Published online by Cambridge University Press: 03 June 2010
A perusal of the published literature might lead the naïve to believe that microbial biofilms are definable entities each of which, whilst possessing characteristics that are markedly dissimilar from their planktonic equivalents, has its own defined physiology and architecture. Thus it is easy to imagine, rather like for our own bodies, that the visible, physical manifestation has a degree of permanency. The reality is that the structures known as biofilms, as well as the majority of tissues that make up our bodies, are in a state of dynamic flux/turnover. Modern imaging techniques generally give us snapshots in time and only rarely give an indication of the turmoil within (Costerton et al., 1995).
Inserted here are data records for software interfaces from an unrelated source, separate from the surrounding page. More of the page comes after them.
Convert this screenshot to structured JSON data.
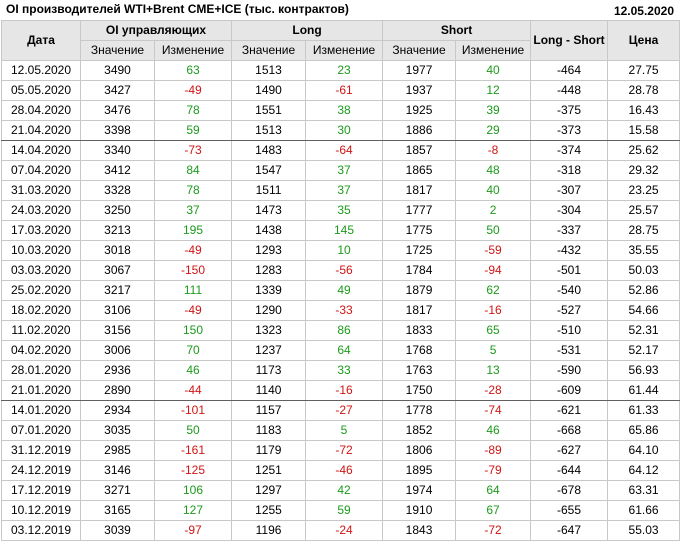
{
  "header": {
    "title": "OI производителей WTI+Brent CME+ICE (тыс. контрактов)",
    "date": "12.05.2020"
  },
  "table": {
    "col_date": "Дата",
    "group_oi": "OI управляющих",
    "group_long": "Long",
    "group_short": "Short",
    "col_long_short": "Long - Short",
    "col_price": "Цена",
    "sub_value": "Значение",
    "sub_change": "Изменение",
    "rows": [
      {
        "date": "12.05.2020",
        "oi": "3490",
        "oi_ch": "63",
        "long": "1513",
        "long_ch": "23",
        "short": "1977",
        "short_ch": "40",
        "ls": "-464",
        "price": "27.75"
      },
      {
        "date": "05.05.2020",
        "oi": "3427",
        "oi_ch": "-49",
        "long": "1490",
        "long_ch": "-61",
        "short": "1937",
        "short_ch": "12",
        "ls": "-448",
        "price": "28.78"
      },
      {
        "date": "28.04.2020",
        "oi": "3476",
        "oi_ch": "78",
        "long": "1551",
        "long_ch": "38",
        "short": "1925",
        "short_ch": "39",
        "ls": "-375",
        "price": "16.43"
      },
      {
        "date": "21.04.2020",
        "oi": "3398",
        "oi_ch": "59",
        "long": "1513",
        "long_ch": "30",
        "short": "1886",
        "short_ch": "29",
        "ls": "-373",
        "price": "15.58"
      },
      {
        "date": "14.04.2020",
        "oi": "3340",
        "oi_ch": "-73",
        "long": "1483",
        "long_ch": "-64",
        "short": "1857",
        "short_ch": "-8",
        "ls": "-374",
        "price": "25.62"
      },
      {
        "date": "07.04.2020",
        "oi": "3412",
        "oi_ch": "84",
        "long": "1547",
        "long_ch": "37",
        "short": "1865",
        "short_ch": "48",
        "ls": "-318",
        "price": "29.32"
      },
      {
        "date": "31.03.2020",
        "oi": "3328",
        "oi_ch": "78",
        "long": "1511",
        "long_ch": "37",
        "short": "1817",
        "short_ch": "40",
        "ls": "-307",
        "price": "23.25"
      },
      {
        "date": "24.03.2020",
        "oi": "3250",
        "oi_ch": "37",
        "long": "1473",
        "long_ch": "35",
        "short": "1777",
        "short_ch": "2",
        "ls": "-304",
        "price": "25.57"
      },
      {
        "date": "17.03.2020",
        "oi": "3213",
        "oi_ch": "195",
        "long": "1438",
        "long_ch": "145",
        "short": "1775",
        "short_ch": "50",
        "ls": "-337",
        "price": "28.75"
      },
      {
        "date": "10.03.2020",
        "oi": "3018",
        "oi_ch": "-49",
        "long": "1293",
        "long_ch": "10",
        "short": "1725",
        "short_ch": "-59",
        "ls": "-432",
        "price": "35.55"
      },
      {
        "date": "03.03.2020",
        "oi": "3067",
        "oi_ch": "-150",
        "long": "1283",
        "long_ch": "-56",
        "short": "1784",
        "short_ch": "-94",
        "ls": "-501",
        "price": "50.03"
      },
      {
        "date": "25.02.2020",
        "oi": "3217",
        "oi_ch": "111",
        "long": "1339",
        "long_ch": "49",
        "short": "1879",
        "short_ch": "62",
        "ls": "-540",
        "price": "52.86"
      },
      {
        "date": "18.02.2020",
        "oi": "3106",
        "oi_ch": "-49",
        "long": "1290",
        "long_ch": "-33",
        "short": "1817",
        "short_ch": "-16",
        "ls": "-527",
        "price": "54.66"
      },
      {
        "date": "11.02.2020",
        "oi": "3156",
        "oi_ch": "150",
        "long": "1323",
        "long_ch": "86",
        "short": "1833",
        "short_ch": "65",
        "ls": "-510",
        "price": "52.31"
      },
      {
        "date": "04.02.2020",
        "oi": "3006",
        "oi_ch": "70",
        "long": "1237",
        "long_ch": "64",
        "short": "1768",
        "short_ch": "5",
        "ls": "-531",
        "price": "52.17"
      },
      {
        "date": "28.01.2020",
        "oi": "2936",
        "oi_ch": "46",
        "long": "1173",
        "long_ch": "33",
        "short": "1763",
        "short_ch": "13",
        "ls": "-590",
        "price": "56.93"
      },
      {
        "date": "21.01.2020",
        "oi": "2890",
        "oi_ch": "-44",
        "long": "1140",
        "long_ch": "-16",
        "short": "1750",
        "short_ch": "-28",
        "ls": "-609",
        "price": "61.44"
      },
      {
        "date": "14.01.2020",
        "oi": "2934",
        "oi_ch": "-101",
        "long": "1157",
        "long_ch": "-27",
        "short": "1778",
        "short_ch": "-74",
        "ls": "-621",
        "price": "61.33"
      },
      {
        "date": "07.01.2020",
        "oi": "3035",
        "oi_ch": "50",
        "long": "1183",
        "long_ch": "5",
        "short": "1852",
        "short_ch": "46",
        "ls": "-668",
        "price": "65.86"
      },
      {
        "date": "31.12.2019",
        "oi": "2985",
        "oi_ch": "-161",
        "long": "1179",
        "long_ch": "-72",
        "short": "1806",
        "short_ch": "-89",
        "ls": "-627",
        "price": "64.10"
      },
      {
        "date": "24.12.2019",
        "oi": "3146",
        "oi_ch": "-125",
        "long": "1251",
        "long_ch": "-46",
        "short": "1895",
        "short_ch": "-79",
        "ls": "-644",
        "price": "64.12"
      },
      {
        "date": "17.12.2019",
        "oi": "3271",
        "oi_ch": "106",
        "long": "1297",
        "long_ch": "42",
        "short": "1974",
        "short_ch": "64",
        "ls": "-678",
        "price": "63.31"
      },
      {
        "date": "10.12.2019",
        "oi": "3165",
        "oi_ch": "127",
        "long": "1255",
        "long_ch": "59",
        "short": "1910",
        "short_ch": "67",
        "ls": "-655",
        "price": "61.66"
      },
      {
        "date": "03.12.2019",
        "oi": "3039",
        "oi_ch": "-97",
        "long": "1196",
        "long_ch": "-24",
        "short": "1843",
        "short_ch": "-72",
        "ls": "-647",
        "price": "55.03"
      }
    ]
  },
  "colors": {
    "positive": "#1c9a1c",
    "negative": "#d01515",
    "header_bg": "#e6e6e6",
    "grid": "#c8c8c8"
  }
}
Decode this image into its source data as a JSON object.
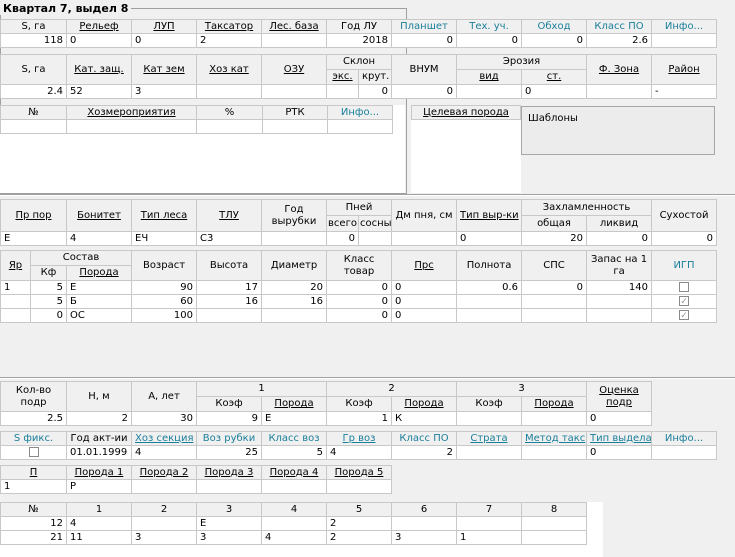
{
  "group_title": "Квартал 7, выдел 8",
  "t1": {
    "headers": [
      "S, га",
      "Рельеф",
      "ЛУП",
      "Таксатор",
      "Лес. база",
      "Год ЛУ",
      "Планшет",
      "Тех. уч.",
      "Обход",
      "Класс ПО",
      "Инфо..."
    ],
    "values": [
      "118",
      "0",
      "0",
      "2",
      "",
      "2018",
      "0",
      "0",
      "0",
      "2.6",
      ""
    ]
  },
  "t2": {
    "headers": [
      "S, га",
      "Кат. защ.",
      "Кат зем",
      "Хоз кат",
      "ОЗУ",
      "Склон",
      "ВНУМ",
      "Эрозия",
      "Ф. Зона",
      "Район"
    ],
    "sub": {
      "exp": "экс.",
      "krut": "крут.",
      "vid": "вид",
      "st": "ст."
    },
    "values": [
      "2.4",
      "52",
      "3",
      "",
      "",
      "",
      "0",
      "0",
      "",
      "0",
      "",
      "-"
    ]
  },
  "t3": {
    "headers": [
      "№",
      "Хозмероприятия",
      "%",
      "РТК",
      "Инфо..."
    ]
  },
  "target_species": "Целевая порода",
  "templates_btn": "Шаблоны",
  "t4": {
    "headers": [
      "Пр пор",
      "Бонитет",
      "Тип леса",
      "ТЛУ",
      "Год вырубки",
      "Пней",
      "Дм пня, см",
      "Тип выр-ки",
      "Захламленность",
      "Сухостой"
    ],
    "sub": {
      "vsego": "всего",
      "sosny": "сосны",
      "total": "общая",
      "liq": "ликвид"
    },
    "values": [
      "Е",
      "4",
      "ЕЧ",
      "С3",
      "",
      "0",
      "",
      "",
      "0",
      "20",
      "0",
      "0"
    ]
  },
  "t5": {
    "headers": [
      "Яр",
      "Состав",
      "Возраст",
      "Высота",
      "Диаметр",
      "Класс товар",
      "Прс",
      "Полнота",
      "СПС",
      "Запас на 1 га",
      "ИГП"
    ],
    "sub": {
      "kf": "Кф",
      "poroda": "Порода"
    },
    "rows": [
      {
        "yar": "1",
        "kf": "5",
        "species": "Е",
        "age": "90",
        "height": "17",
        "diam": "20",
        "cls": "0",
        "prs": "0",
        "poln": "0.6",
        "sps": "0",
        "stock": "140",
        "igp": ""
      },
      {
        "yar": "",
        "kf": "5",
        "species": "Б",
        "age": "60",
        "height": "16",
        "diam": "16",
        "cls": "0",
        "prs": "0",
        "poln": "",
        "sps": "",
        "stock": "",
        "igp": "✓"
      },
      {
        "yar": "",
        "kf": "0",
        "species": "ОС",
        "age": "100",
        "height": "",
        "diam": "",
        "cls": "0",
        "prs": "0",
        "poln": "",
        "sps": "",
        "stock": "",
        "igp": "✓"
      }
    ]
  },
  "t6": {
    "headers": [
      "Кол-во подр",
      "Н, м",
      "А, лет",
      "1",
      "2",
      "3",
      "Оценка подр"
    ],
    "sub": {
      "koef": "Коэф",
      "poroda": "Порода"
    },
    "values": [
      "2.5",
      "2",
      "30",
      "9",
      "Е",
      "1",
      "К",
      "",
      "",
      "0"
    ]
  },
  "t7": {
    "headers": [
      "S фикс.",
      "Год акт-ии",
      "Хоз секция",
      "Воз рубки",
      "Класс воз",
      "Гр воз",
      "Класс ПО",
      "Страта",
      "Метод такс",
      "Тип выдела",
      "Инфо..."
    ],
    "values": [
      "",
      "01.01.1999",
      "4",
      "25",
      "5",
      "4",
      "2",
      "",
      "",
      "0",
      ""
    ]
  },
  "t8": {
    "headers": [
      "П",
      "Порода 1",
      "Порода 2",
      "Порода 3",
      "Порода 4",
      "Порода 5"
    ],
    "values": [
      "1",
      "Р",
      "",
      "",
      "",
      ""
    ]
  },
  "t9": {
    "headers": [
      "№",
      "1",
      "2",
      "3",
      "4",
      "5",
      "6",
      "7",
      "8"
    ],
    "rows": [
      [
        "12",
        "4",
        "",
        "Е",
        "",
        "2",
        "",
        "",
        ""
      ],
      [
        "21",
        "11",
        "3",
        "3",
        "4",
        "2",
        "3",
        "1",
        ""
      ]
    ]
  }
}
It is the intention of this article to dispel any view the reader might have entertained of biofilms being static entities. Dynamics within microbial biofilm communities will be considered in terms of their spatial stability (movement/drift), and changes in biomass, genetic diversity and community function. In the latter respects, population dynamics will be considered for both short-term events, such as the formation and establishment of biofilm communities on ‘virgin’ surfaces (Geesey et al., 1992), and long-term events, with biofilms being considered as units of proliferation/evolution (Caldwell et al., 1997).
Dynamics in microbial communities can be considered on a number of distinct levels, many of which have been considered separately in this symposium volume. The first of these relates to the spatial stability of the biofilm community. Matrix polymers not only glue the biofilm to the surface but also enable spatial organization to be imposed on the community. The polymers are plastic and may be physically deformed through the imposition of shear forces from the fluid phase.